April Newsreel (a lot late)

As long as I’m posting the May links, the April links should go up too. Enjoy!


Research articles:

  1. Synthetic mammalian gene circuits
  2. Expanding DNA Polymerase function
  3. Synthetic biochemistry module produces valuable chemicals from glucose
  4. Programming IPSC differentiation with a genetic circuit
  5. Cellular device for liver protection
  6. Rapid and efficient incorporation of long DNA fragments into E. coli genomes
  7. A step towards rational dynamic control of gene expression
  8. Research Highlight: A minimal synthetic cell.
  9. Research highlight: Automated genetic circuit design.

Non-research stuff

  1. ComSciCon is awesome!

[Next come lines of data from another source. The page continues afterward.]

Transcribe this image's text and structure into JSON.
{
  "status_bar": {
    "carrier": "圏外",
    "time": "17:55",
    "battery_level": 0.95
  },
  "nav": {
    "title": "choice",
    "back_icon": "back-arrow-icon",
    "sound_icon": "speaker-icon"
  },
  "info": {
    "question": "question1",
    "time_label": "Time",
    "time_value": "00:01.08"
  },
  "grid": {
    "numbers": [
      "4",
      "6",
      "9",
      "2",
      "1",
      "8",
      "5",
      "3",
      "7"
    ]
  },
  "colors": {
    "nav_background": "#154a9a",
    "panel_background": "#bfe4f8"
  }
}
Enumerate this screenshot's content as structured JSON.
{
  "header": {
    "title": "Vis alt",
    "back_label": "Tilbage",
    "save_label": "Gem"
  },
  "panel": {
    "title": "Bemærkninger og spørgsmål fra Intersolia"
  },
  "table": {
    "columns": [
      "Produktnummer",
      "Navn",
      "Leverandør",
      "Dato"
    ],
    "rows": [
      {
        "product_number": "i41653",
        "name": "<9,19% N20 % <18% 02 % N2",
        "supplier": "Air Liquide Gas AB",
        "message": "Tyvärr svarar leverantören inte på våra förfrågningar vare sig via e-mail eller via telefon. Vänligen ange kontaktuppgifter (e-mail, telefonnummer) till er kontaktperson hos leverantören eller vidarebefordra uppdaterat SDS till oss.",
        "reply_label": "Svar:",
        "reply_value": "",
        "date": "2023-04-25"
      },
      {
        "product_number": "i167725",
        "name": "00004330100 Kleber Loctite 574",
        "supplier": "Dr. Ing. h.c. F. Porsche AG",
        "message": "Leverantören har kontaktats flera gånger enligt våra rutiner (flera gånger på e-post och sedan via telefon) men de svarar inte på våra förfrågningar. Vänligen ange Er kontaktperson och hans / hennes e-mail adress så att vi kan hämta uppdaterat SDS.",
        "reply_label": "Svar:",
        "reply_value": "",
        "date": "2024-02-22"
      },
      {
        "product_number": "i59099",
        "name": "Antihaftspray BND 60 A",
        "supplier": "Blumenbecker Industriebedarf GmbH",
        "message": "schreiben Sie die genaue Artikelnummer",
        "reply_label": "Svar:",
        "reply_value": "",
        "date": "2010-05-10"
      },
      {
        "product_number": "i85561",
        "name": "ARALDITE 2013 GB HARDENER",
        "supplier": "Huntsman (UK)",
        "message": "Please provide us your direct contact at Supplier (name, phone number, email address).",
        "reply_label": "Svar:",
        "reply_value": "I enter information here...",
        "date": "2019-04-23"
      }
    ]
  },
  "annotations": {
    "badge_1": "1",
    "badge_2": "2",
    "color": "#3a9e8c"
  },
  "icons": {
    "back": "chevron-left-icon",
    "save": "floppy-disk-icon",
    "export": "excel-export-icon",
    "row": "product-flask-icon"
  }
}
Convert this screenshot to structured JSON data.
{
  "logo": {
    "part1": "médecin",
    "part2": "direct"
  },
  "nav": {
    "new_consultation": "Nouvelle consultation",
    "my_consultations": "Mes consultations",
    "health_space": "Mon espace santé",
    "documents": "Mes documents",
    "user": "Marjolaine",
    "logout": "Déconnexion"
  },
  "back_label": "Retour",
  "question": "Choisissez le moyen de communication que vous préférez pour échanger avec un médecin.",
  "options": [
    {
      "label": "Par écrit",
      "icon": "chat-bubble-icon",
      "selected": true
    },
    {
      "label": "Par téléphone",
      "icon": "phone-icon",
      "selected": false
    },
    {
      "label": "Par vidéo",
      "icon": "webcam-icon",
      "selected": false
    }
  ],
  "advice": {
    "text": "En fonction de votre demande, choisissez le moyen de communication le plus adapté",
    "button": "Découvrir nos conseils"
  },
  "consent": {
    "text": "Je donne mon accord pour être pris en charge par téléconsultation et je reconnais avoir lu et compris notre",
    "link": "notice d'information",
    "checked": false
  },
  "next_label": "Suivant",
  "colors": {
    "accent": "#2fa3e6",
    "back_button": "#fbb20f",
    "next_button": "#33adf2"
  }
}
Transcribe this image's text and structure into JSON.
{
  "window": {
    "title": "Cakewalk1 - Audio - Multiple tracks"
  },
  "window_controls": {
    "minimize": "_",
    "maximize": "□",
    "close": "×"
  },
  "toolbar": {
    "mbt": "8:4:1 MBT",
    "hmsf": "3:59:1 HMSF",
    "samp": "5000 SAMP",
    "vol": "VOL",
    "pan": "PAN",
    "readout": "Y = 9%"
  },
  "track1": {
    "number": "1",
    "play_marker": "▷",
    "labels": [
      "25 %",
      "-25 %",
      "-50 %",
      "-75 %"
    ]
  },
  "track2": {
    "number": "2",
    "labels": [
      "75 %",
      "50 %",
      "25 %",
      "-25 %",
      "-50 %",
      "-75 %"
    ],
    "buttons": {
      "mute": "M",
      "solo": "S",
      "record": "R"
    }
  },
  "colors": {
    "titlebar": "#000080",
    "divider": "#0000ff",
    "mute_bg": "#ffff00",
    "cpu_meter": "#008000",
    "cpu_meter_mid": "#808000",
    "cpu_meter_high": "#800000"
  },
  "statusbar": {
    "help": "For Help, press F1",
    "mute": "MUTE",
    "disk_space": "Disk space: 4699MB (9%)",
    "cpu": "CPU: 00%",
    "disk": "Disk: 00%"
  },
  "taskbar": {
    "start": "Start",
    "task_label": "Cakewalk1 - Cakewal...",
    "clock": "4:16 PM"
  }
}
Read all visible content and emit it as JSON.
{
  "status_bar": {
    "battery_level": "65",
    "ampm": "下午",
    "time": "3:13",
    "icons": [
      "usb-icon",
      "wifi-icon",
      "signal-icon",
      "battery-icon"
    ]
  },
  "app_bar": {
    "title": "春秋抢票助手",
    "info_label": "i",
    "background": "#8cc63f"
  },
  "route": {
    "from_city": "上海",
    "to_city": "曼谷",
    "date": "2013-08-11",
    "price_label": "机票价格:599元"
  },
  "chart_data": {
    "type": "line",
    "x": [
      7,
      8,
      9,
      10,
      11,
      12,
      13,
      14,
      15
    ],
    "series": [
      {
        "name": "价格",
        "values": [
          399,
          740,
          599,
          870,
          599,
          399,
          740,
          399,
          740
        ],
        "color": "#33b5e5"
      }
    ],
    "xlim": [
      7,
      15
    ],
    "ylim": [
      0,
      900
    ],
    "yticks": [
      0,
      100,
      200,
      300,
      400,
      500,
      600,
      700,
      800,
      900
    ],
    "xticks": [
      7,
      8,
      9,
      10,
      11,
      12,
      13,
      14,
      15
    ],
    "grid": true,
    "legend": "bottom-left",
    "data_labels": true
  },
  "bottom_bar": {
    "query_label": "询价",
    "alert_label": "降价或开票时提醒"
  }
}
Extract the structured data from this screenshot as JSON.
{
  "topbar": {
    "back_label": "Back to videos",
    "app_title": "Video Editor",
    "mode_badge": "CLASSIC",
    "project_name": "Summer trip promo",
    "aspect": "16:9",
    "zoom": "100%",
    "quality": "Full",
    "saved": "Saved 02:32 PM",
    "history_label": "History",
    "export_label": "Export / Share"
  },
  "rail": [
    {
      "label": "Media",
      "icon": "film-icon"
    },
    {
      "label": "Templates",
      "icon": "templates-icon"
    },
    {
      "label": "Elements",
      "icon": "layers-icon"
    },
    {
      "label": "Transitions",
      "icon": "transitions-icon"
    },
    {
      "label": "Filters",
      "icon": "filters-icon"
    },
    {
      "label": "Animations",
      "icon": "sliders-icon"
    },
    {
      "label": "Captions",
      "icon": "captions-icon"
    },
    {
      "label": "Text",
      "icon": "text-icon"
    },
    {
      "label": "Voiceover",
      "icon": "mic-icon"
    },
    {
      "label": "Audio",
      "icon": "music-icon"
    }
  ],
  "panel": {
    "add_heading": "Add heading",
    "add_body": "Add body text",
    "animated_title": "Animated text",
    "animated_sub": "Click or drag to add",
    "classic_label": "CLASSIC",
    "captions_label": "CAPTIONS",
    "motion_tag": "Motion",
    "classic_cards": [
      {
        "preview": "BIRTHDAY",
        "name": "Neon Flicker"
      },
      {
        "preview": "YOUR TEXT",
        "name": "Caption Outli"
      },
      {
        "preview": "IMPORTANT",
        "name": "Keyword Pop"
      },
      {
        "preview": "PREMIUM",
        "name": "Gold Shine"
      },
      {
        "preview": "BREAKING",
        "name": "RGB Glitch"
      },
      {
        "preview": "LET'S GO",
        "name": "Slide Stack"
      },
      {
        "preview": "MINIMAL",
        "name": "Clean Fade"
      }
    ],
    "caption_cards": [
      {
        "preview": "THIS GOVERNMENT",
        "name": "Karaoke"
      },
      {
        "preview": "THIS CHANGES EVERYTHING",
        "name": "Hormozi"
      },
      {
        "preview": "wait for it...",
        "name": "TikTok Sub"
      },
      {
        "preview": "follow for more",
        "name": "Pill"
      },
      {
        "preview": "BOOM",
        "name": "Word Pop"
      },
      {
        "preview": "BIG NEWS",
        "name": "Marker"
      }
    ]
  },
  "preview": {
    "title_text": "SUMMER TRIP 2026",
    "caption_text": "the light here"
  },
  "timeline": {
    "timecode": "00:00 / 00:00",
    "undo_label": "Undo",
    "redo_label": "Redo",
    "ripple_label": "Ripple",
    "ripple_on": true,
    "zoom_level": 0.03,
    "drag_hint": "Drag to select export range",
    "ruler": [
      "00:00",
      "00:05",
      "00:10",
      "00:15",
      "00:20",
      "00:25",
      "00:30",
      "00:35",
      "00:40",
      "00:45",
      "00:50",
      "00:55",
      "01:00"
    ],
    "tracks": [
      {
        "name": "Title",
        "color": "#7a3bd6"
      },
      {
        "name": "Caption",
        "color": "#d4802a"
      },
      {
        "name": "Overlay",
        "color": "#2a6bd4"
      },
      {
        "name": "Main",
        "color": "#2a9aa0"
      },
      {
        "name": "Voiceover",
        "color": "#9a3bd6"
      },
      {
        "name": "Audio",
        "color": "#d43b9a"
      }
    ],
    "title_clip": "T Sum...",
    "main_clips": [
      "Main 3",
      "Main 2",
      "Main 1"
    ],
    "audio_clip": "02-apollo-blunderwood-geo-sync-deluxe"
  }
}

Chicago meeting’s in August, come to the keynote.
  2. The Foundry (DNA factory) Opens in the UK
  3. Perspective article on biosafety in DIY bio communities
  4. Oxford Nanopore responds to Illumina lawsuit
  5. Tech Museum Synthetic Biology Exhibit
  6. GM Mushroom escapes US Regulations
  7. Sean Parker starts $250 million cancer immunotherapy institute

GeneMods Connect! A networking event

We’re excited to announce our first networking event, GeneMods Connect! This event is intended as a time to socialize with other members of the GeneMods community, share about your research interests, and find potential connections or collaborations. RSVP soon using the form below. Space is limited to 30 participants.


Thursday, May 12        5-7pm        Pancoe Cafe

Light dinner provided      Alcoholic beverages provided


Data as Art Exhibit: Today through February

We invite you to join us for an opening reception Jan. 26 at 5:00 pm in the Ford Atrium to welcome the Data as Art Exhibit. This year’s projects include two projects that are synbio focused and make use of the Addgene database.

Data as Art is a fall-term course co-taught by faculty from the School of the Art Institute of Chicago (SAIC) and Northwestern Engineering. In this course, students from both institutions work across multiple disciplines to engage in a critical dialogue about information visualization and to conduct collaborative research using data sets. The final projects represent data on a platform of visual art.

Data as Art culminated in an exhibition of the projects at SAIC’s LeRoy Neiman Center where the students’ work was on display Dec. 5-17. Now it is our turn to welcome the exhibition, which will be on display in Ford’s atrium for the next month. Please join us for the installation viewing accompanied by light refreshments.

If you can’t make it to the reception, the exhibit will be on display in the Ford Atrium for the next month.